- Internet costs – are approaching $100/mo depending on which Internet service provider you use. And costs will continue to go up given the monopoly environment created by states and local communities signing exclusive agreements with ISPs (learn more about predatory Internet deals).
- Maintenance services – like lawn care and pool maintenance can add up quickly, so it's a personal decision of whether you can afford the added costs versus do-it-yourself. For this example, let's assume an average of $100/mo although my costs are higher with cleaning $120 and pool service costing $100 per month.
Home Ownership Includes Improvements & Repairs
So it's not surprising that most homeowners don't budget for home improvements and repairs. Given the cost of home ownership outlined above, here's what this looks like:
- Mortgage principal and interest, $1,265 per month.

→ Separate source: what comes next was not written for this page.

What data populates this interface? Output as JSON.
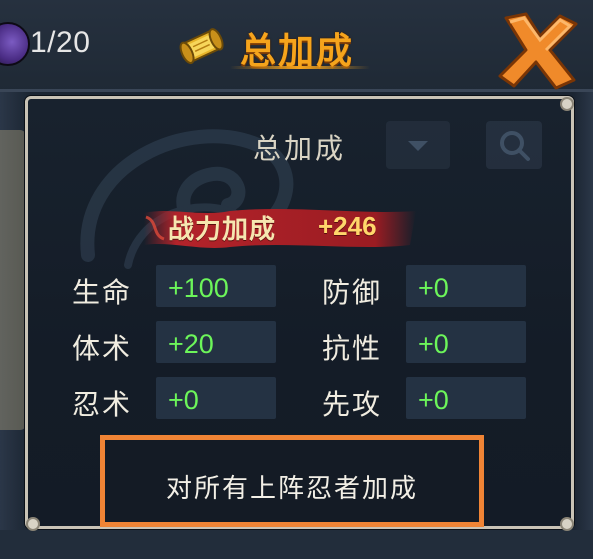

- Property taxes average $260/mo.
- Homeowners insurance (excluding flood insurance) at $82/mo.
- Homeowner associations range from roughly $100 to more than $400/mo depending on the services included like trash pickup and Internet services (we're using $150/mo here).
- Average cost of utilities now $320/mo.
- Digital services (phone, cable, Internet) roughly $269/mo.
- Home related services like cleaning, lawn care and pool maintenance (we're using $100/mo).
- Home maintenance, repairs and major renovations budget of $200 to $400 per month (we're using $200/mo).
- Total cost of ownership at $2,646/mo.
But wait, what about home maintenance and repairs? And what happens when your roof leaks and the estimate for a new roof is almost $8,000? To avoid the added costs of repairs from a leaky roof or making the wrong decision under stress, you should budget for ongoing maintenance and repairs.
You might think you're saving money by ignoring home maintenance but it will cost you more money, and a lot more stress. By replacing your roof before a major leak, you'll avoid repair costs (attic insulation, soggy drywall and more) and you'll have time to find a reputable roofing company rather than going with the cheapest roof or the only roofer to give you an estimate the day after the leak.
You should budget 1 to 2% or $200 to 400/mo ($2,500 to 5,000/yr for a home worth $250,000) for ongoing maintenance and plan for replacing home features like your roof, hot water heater and more than we can explain here but we've got you covered.
- Preparing Your Homeowner Budget
- Housing Costs vs Cost of Living
- Planning and Budgeting for Exterior Home Updates
- Budgeting to Replace/Upgrade Interior Home Components
Which of these costs was a surprise to you?
PS The good news … you can/should look at home ownership as one way to Invest in Your Home for Retirement Savings.